“I conclude from this that when video providers have a seamless, multiscreen offering that the TV set will still be king.”
With 52 per cent of Canadians owning two devices to get online, the telephone survey of 12,040 Canadians was undertaken to determine the preferred screen for consuming media.
The industry has also noted the growth of “four screen users” — owners of all four devices, about three per cent of Internet users. Not surprisingly, nearly 10 per cent of that demographic tends to have household incomes over $150,000. They are also more likely to be: males, 18-to-49-years-old, university educated and in households with children or teenagers.
The four screen users spend more time online — 27.1 hours weekly vs. 16.5 for typicale users — and less using conventional TV and radio.

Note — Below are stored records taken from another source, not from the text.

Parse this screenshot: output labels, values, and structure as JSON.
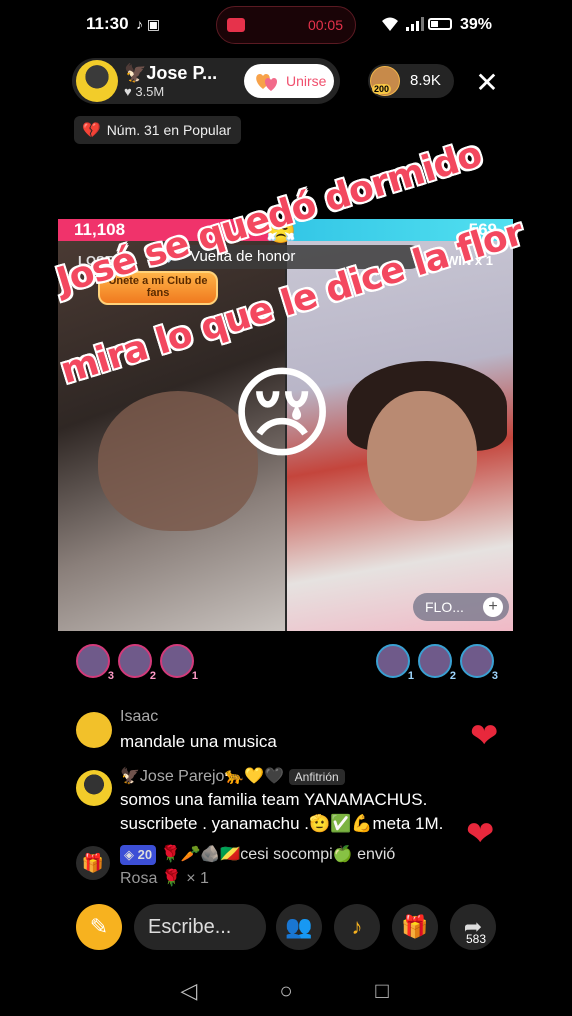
{
  "status_bar": {
    "time": "11:30",
    "record_time": "00:05",
    "battery_pct": "39%"
  },
  "host": {
    "name": "🦅Jose P...",
    "likes": "3.5M",
    "join_label": "Unirse"
  },
  "viewers": {
    "badge": "200",
    "count": "8.9K"
  },
  "ranking": {
    "label": "Núm. 31 en Popular"
  },
  "battle": {
    "score_left": "11,108",
    "score_right": "569",
    "lose_label": "LOSE",
    "win_label": "WIN",
    "win_multiplier": "x 1",
    "round_label": "Vuelta de honor",
    "union_banner": "Únete a mi Club de fans",
    "right_user": "FLO...",
    "overlay_line1": "José se quedó dormido",
    "overlay_line2": "mira lo que le dice la flor"
  },
  "supporters_left": [
    "3",
    "2",
    "1"
  ],
  "supporters_right": [
    "1",
    "2",
    "3"
  ],
  "chat": [
    {
      "name": "Isaac",
      "message": "mandale una musica"
    },
    {
      "name": "🦅Jose Parejo🐆💛🖤",
      "tag": "Anfitrión",
      "message": "somos una familia team YANAMACHUS. suscribete . yanamachu .🫡✅💪meta 1M."
    }
  ],
  "gift_event": {
    "level": "20",
    "sender": "🌹🥕🪨🇨🇬cesi socompi🍏",
    "verb": "envió",
    "gift": "Rosa",
    "count": "× 1"
  },
  "toolbar": {
    "input_placeholder": "Escribe...",
    "share_count": "583"
  },
  "colors": {
    "accent_pink": "#f0336b",
    "accent_cyan": "#33c6e6",
    "overlay_text": "#f3485f"
  },
  "icons": [
    "tiktok-icon",
    "wifi-icon",
    "signal-icon",
    "battery-icon",
    "close-icon",
    "gift-icon",
    "share-icon"
  ]
}
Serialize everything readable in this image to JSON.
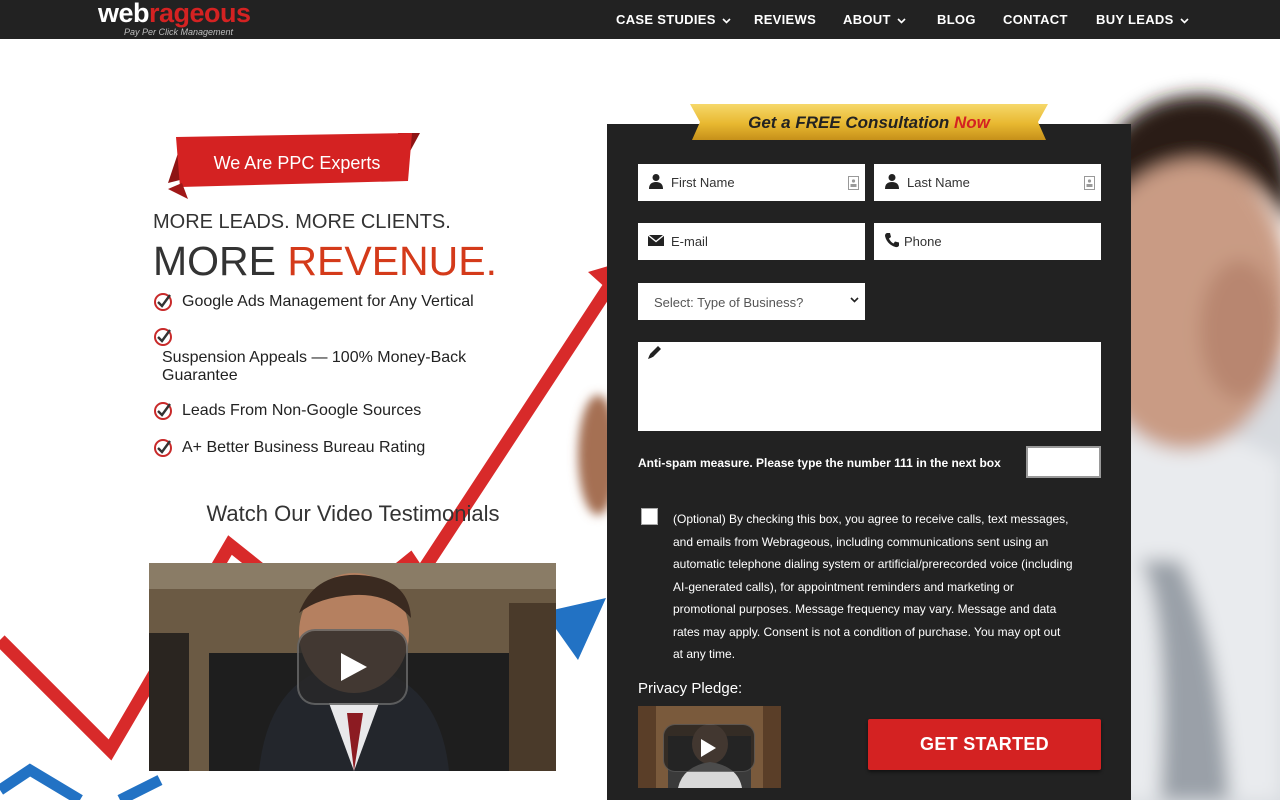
{
  "brand": {
    "logo_part1": "web",
    "logo_part2": "rageous",
    "tagline": "Pay Per Click Management"
  },
  "nav": {
    "items": [
      {
        "label": "CASE STUDIES",
        "has_dropdown": true
      },
      {
        "label": "REVIEWS",
        "has_dropdown": false
      },
      {
        "label": "ABOUT",
        "has_dropdown": true
      },
      {
        "label": "BLOG",
        "has_dropdown": false
      },
      {
        "label": "CONTACT",
        "has_dropdown": false
      },
      {
        "label": "BUY LEADS",
        "has_dropdown": true
      }
    ]
  },
  "hero": {
    "ribbon_text": "We Are PPC Experts",
    "headline_line1": "MORE LEADS. MORE CLIENTS.",
    "headline_line2_prefix": "MORE ",
    "headline_line2_accent": "REVENUE.",
    "benefits": [
      "Google Ads Management for Any Vertical",
      "Suspension Appeals — 100% Money-Back Guarantee",
      "Leads From Non-Google Sources",
      "A+ Better Business Bureau Rating"
    ],
    "video_heading": "Watch Our Video Testimonials"
  },
  "form": {
    "cta_prefix": "Get a FREE Consultation ",
    "cta_accent": "Now",
    "first_name_placeholder": "First Name",
    "last_name_placeholder": "Last Name",
    "email_placeholder": "E-mail",
    "phone_placeholder": "Phone",
    "business_type_selected": "Select: Type of Business?",
    "antispam_label": "Anti-spam measure. Please type the number 111 in the next box",
    "antispam_value": "",
    "consent_text": "(Optional) By checking this box, you agree to receive calls, text messages, and emails from Webrageous, including communications sent using an automatic telephone dialing system or artificial/prerecorded voice (including AI-generated calls), for appointment reminders and marketing or promotional purposes. Message frequency may vary. Message and data rates may apply. Consent is not a condition of purchase. You may opt out at any time.",
    "privacy_pledge_label": "Privacy Pledge:",
    "submit_label": "GET STARTED"
  },
  "colors": {
    "nav_bg": "#222222",
    "accent_red": "#d42222",
    "headline_red": "#d43a1a",
    "form_bg": "#222222",
    "cta_gold": "#e8b830",
    "arrow_blue": "#2272c4"
  },
  "icons": {
    "name_field": "person-icon",
    "email_field": "envelope-icon",
    "phone_field": "phone-icon",
    "message_field": "pencil-icon",
    "benefit_bullet": "check-badge-icon",
    "video": "play-icon"
  }
}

“TV and radio broadcasters will need to recognize that four screen Canadians are a small group of people right now, but they’re still consuming quite a bit of media, just they’re moving it online, watching a little less TV on the TV set, but spending a tremendous amount of those hours watching and listening online,” said Allen. “It’s a matter of shifting their behaviour to a platform that’s more preferable.”
The report also found that smartphones were primarily used for social networking.
“Things like watching video, or listening to audio, or watching online news, these are nice things to be able to do on your smartphone, but they’re not the primary reason people have a smartphone,” said Allen.